▶ [What to do]
From the first line to the last, write out the records exactly, leaving the pictures behind.
*** Input records ***
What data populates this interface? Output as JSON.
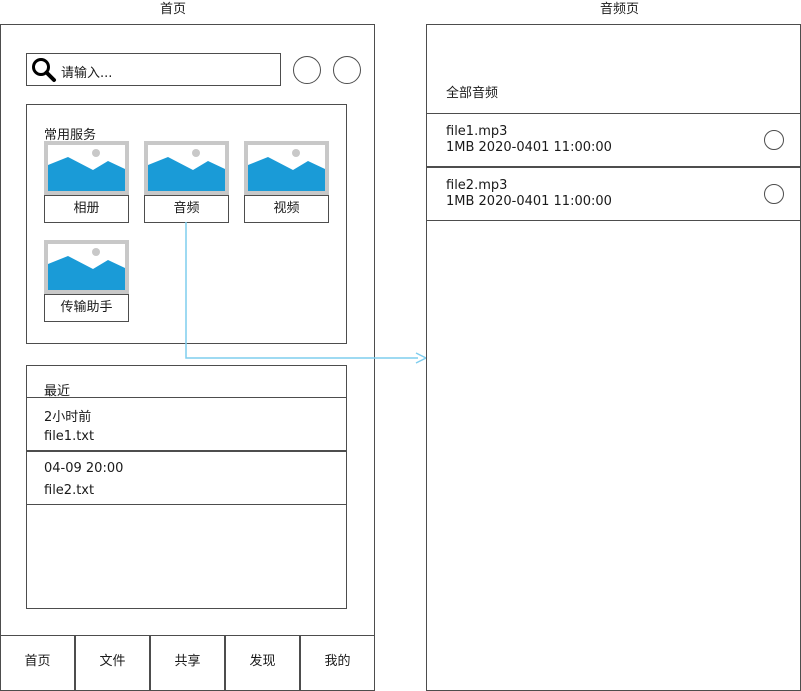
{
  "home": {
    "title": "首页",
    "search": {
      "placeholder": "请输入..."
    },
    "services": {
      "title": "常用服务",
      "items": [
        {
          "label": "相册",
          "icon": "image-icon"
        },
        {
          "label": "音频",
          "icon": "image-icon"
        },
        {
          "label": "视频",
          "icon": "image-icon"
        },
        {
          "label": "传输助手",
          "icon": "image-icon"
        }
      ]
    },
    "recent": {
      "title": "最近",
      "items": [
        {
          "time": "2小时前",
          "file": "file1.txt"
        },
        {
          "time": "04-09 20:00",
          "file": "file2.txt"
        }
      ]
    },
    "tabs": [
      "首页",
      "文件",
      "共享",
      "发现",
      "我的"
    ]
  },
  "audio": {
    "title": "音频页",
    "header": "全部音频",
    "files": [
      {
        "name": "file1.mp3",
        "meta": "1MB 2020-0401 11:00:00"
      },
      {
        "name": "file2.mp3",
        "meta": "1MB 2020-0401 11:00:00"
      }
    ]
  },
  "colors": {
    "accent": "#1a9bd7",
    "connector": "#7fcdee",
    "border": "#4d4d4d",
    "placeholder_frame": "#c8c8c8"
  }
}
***
▶ [Solved problem]
What data populates this interface? Output as JSON.
{
  "home": {
    "title": "首页",
    "search": {
      "placeholder": "请输入..."
    },
    "services": {
      "title": "常用服务",
      "items": [
        {
          "label": "相册",
          "icon": "image-icon"
        },
        {
          "label": "音频",
          "icon": "image-icon"
        },
        {
          "label": "视频",
          "icon": "image-icon"
        },
        {
          "label": "传输助手",
          "icon": "image-icon"
        }
      ]
    },
    "recent": {
      "title": "最近",
      "items": [
        {
          "time": "2小时前",
          "file": "file1.txt"
        },
        {
          "time": "04-09 20:00",
          "file": "file2.txt"
        }
      ]
    },
    "tabs": [
      "首页",
      "文件",
      "共享",
      "发现",
      "我的"
    ]
  },
  "audio": {
    "title": "音频页",
    "header": "全部音频",
    "files": [
      {
        "name": "file1.mp3",
        "meta": "1MB 2020-0401 11:00:00"
      },
      {
        "name": "file2.mp3",
        "meta": "1MB 2020-0401 11:00:00"
      }
    ]
  },
  "colors": {
    "accent": "#1a9bd7",
    "connector": "#7fcdee",
    "border": "#4d4d4d",
    "placeholder_frame": "#c8c8c8"
  }
}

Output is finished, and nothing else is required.